Mass shootings, deadlocked government, unattainable housing, an uptick in teen suicides. Living in these times, we have reasons to get pulled into the vortex of sad news all around us and feel generally worn down. We even start to question our very existence. Fortunately, scholars whose actual jobs are to study the meaning of life have landed on a new dimension in this realm – an appreciation of beauty.
That’s it. No self-help, woo-woo, pop psychology business. This revelation of relishing beauty has the weight of science behind it, according to a recent article in Scientific American. We’re excited about this – it gives us some relief, some hope. As journalists, we consume more media than most. We’re on the frontlines of ever-changing information. We’re swept away by riptides of news cycles and, honestly, open to anything that will ground us. Will recognizing and valuing beauty really help us find more meaning in our lives?
The article highlights a series of studies with 3,000 participants and initial findings reported in the scientific, peer-reviewed journal Nature Human Behaviour. Before this new information on beauty, those MIL (yes, this is their acronym) scholars accepted that a meaningful existence came down to three factors: 1) coherence or that one’s life makes sense; 2) purpose with people possessing clear and satisfying long-term goals; and 3) existential mattering or our lives are significant.
Now, and this is big, appreciating beauty is also quantifiably a unique contributor to a life with meaning.
The first study happened during the early stages of COVID-19, back when we heard a lot about the dire lack of respirators around the world. Participants rated their own personal coping strategies to relieve stress. Those who managed stress by focusing on their appreciation for life’s beauty also reported experiencing life as highly meaningful. It’s the detection of and admiration, together. The magic is within this ideal match.
Think about times when we feel that shiver of emotion – the awe – in the presence of the purest beauty – a butterfly on a flower, a perfect song, a child’s eyes. Each experience is called an experiential appreciation. The phenomenon reflects both the deep connection to events as they transpire and the ability to extract value from them. When people are open to such encounters, these moments enhance how they view their own lives. And we don’t want to miss them.
Subsequent study results show that the more participants recognized the worth and beauty in small things, their own existence ramped up in value. Even when studies were controlled for other aspects of a meaningful life, these two elements related strongly to each other.
Final results align with the original theory: Fully seeing and highly regarding beauty is as powerful as a sense of overarching purpose.

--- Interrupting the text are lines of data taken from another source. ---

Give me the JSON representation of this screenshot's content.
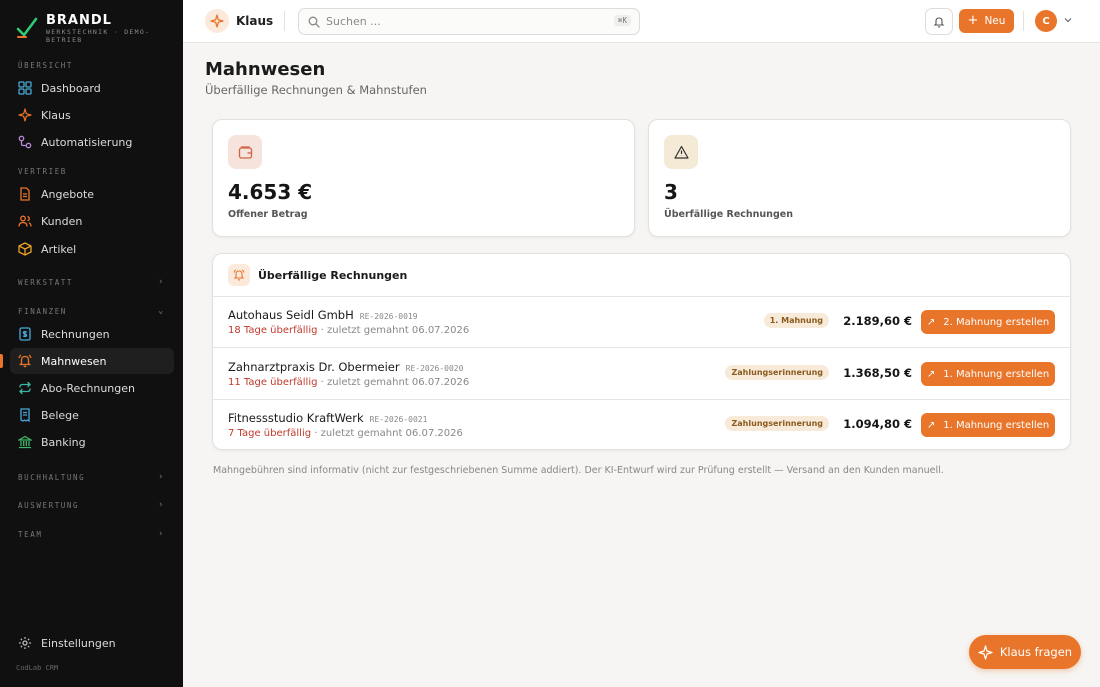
{
  "brand": {
    "name": "BRANDL",
    "subtitle": "WERKSTECHNIK · DEMO-BETRIEB"
  },
  "sidebar": {
    "sections": {
      "overview": "ÜBERSICHT",
      "sales": "VERTRIEB",
      "workshop": "WERKSTATT",
      "finance": "FINANZEN",
      "accounting": "BUCHHALTUNG",
      "analytics": "AUSWERTUNG",
      "team": "TEAM"
    },
    "items": {
      "dashboard": "Dashboard",
      "klaus": "Klaus",
      "automation": "Automatisierung",
      "quotes": "Angebote",
      "customers": "Kunden",
      "articles": "Artikel",
      "invoices": "Rechnungen",
      "dunning": "Mahnwesen",
      "subscriptions": "Abo-Rechnungen",
      "receipts": "Belege",
      "banking": "Banking",
      "settings": "Einstellungen"
    },
    "footer": "CodLab CRM"
  },
  "topbar": {
    "app_name": "Klaus",
    "search_placeholder": "Suchen ...",
    "search_shortcut": "⌘K",
    "new_label": "Neu",
    "avatar_initial": "C"
  },
  "page": {
    "title": "Mahnwesen",
    "subtitle": "Überfällige Rechnungen & Mahnstufen"
  },
  "stats": {
    "open_amount": {
      "value": "4.653 €",
      "label": "Offener Betrag"
    },
    "overdue_count": {
      "value": "3",
      "label": "Überfällige Rechnungen"
    }
  },
  "overdue": {
    "title": "Überfällige Rechnungen",
    "rows": [
      {
        "customer": "Autohaus Seidl GmbH",
        "invoice": "RE-2026-0019",
        "overdue": "18 Tage überfällig",
        "last": " · zuletzt gemahnt 06.07.2026",
        "badge": "1. Mahnung",
        "amount": "2.189,60 €",
        "action": "2. Mahnung erstellen"
      },
      {
        "customer": "Zahnarztpraxis Dr. Obermeier",
        "invoice": "RE-2026-0020",
        "overdue": "11 Tage überfällig",
        "last": " · zuletzt gemahnt 06.07.2026",
        "badge": "Zahlungserinnerung",
        "amount": "1.368,50 €",
        "action": "1. Mahnung erstellen"
      },
      {
        "customer": "Fitnessstudio KraftWerk",
        "invoice": "RE-2026-0021",
        "overdue": "7 Tage überfällig",
        "last": " · zuletzt gemahnt 06.07.2026",
        "badge": "Zahlungserinnerung",
        "amount": "1.094,80 €",
        "action": "1. Mahnung erstellen"
      }
    ]
  },
  "note": "Mahngebühren sind informativ (nicht zur festgeschriebenen Summe addiert). Der KI-Entwurf wird zur Prüfung erstellt — Versand an den Kunden manuell.",
  "fab_label": "Klaus fragen",
  "colors": {
    "accent": "#e8752a",
    "sidebar_bg": "#101010",
    "overdue_text": "#c0392b",
    "badge_bg": "#f8ead8"
  }
}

We like confirmation that the link between beauty and meaning is scientifically sound. Especially after recent killings of schoolchildren in Texas and grocery-shoppers in New York. In our work, we can’t look away. Like you readers, horrific images stay with us when we close our eyes. And these crimes, again and again, force us to question our very humanity and why we’re here on this planet. The meaning in our lives.
For those who were directly impacted and lost loved ones in despicable ways, noticing and valuing beauty feels like a luxury not available to them. Ridiculous, even. The meaning was embedded in those relationships. Now they’re gone. Coherence, purpose and existential mattering went out the window. Nothing would make sense anymore. Where would we go from here?

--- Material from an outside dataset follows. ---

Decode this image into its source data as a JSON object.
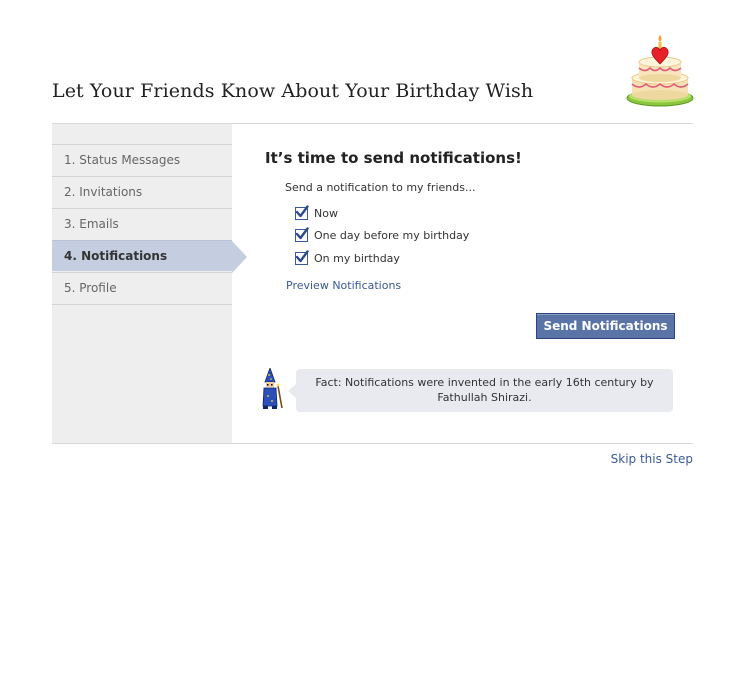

We can’t say. We just wanted to note this scientific realization and add a tool to the toolbox. And we’ll do our best to capture lovely moments – cherish them – and hold on as long as we can. Even when they’re difficult to find.